About this task => Say how many lines in the following data hold the word "help". Write nothing but that number.

Exercise materials =>
......
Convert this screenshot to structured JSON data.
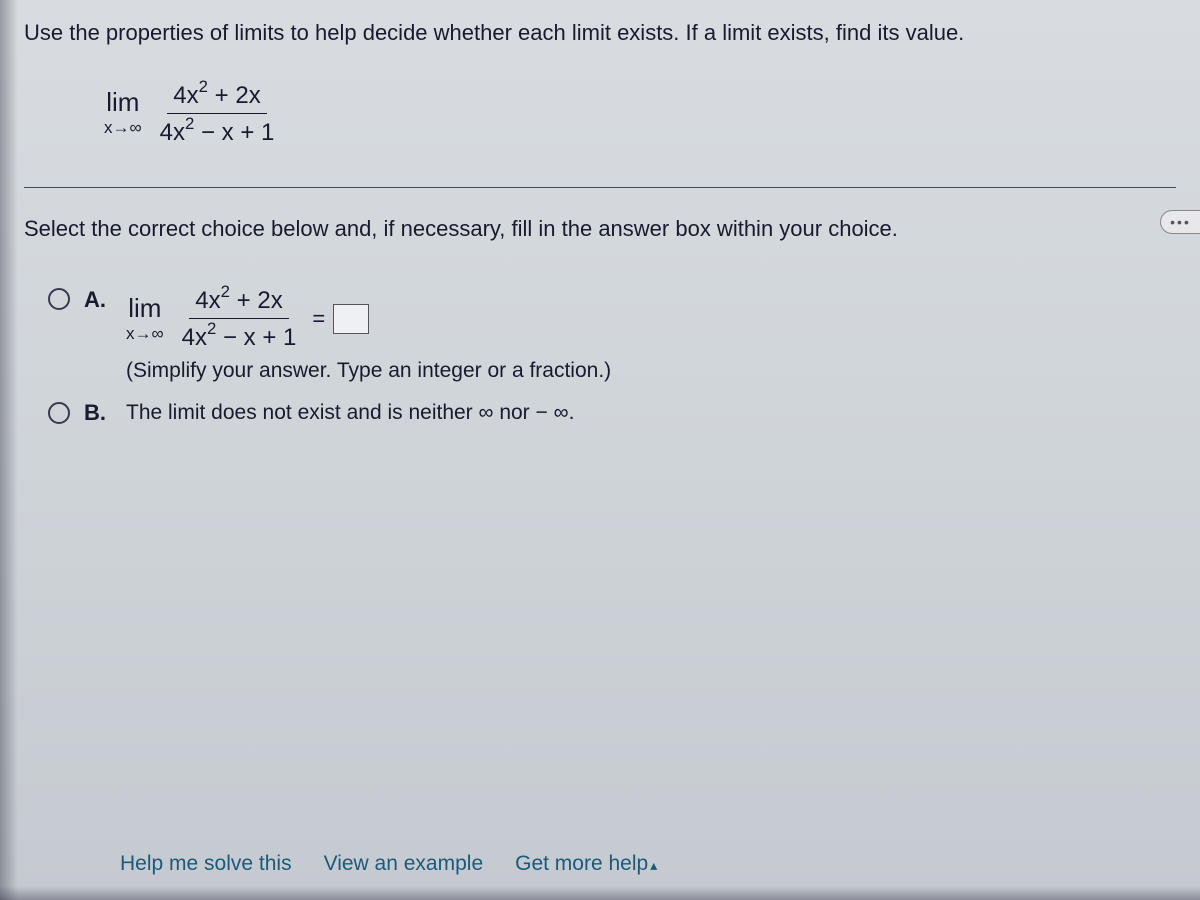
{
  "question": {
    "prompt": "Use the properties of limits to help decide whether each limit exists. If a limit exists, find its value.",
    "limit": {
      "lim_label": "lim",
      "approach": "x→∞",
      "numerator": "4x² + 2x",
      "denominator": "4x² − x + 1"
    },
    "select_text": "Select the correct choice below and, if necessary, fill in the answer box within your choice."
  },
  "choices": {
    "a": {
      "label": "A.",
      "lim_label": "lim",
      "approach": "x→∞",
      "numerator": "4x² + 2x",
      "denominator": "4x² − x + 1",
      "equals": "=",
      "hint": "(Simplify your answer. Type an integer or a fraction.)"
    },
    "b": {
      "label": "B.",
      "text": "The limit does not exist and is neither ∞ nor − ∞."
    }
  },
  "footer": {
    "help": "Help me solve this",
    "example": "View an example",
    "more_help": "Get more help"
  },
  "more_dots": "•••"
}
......
Expected answer => 3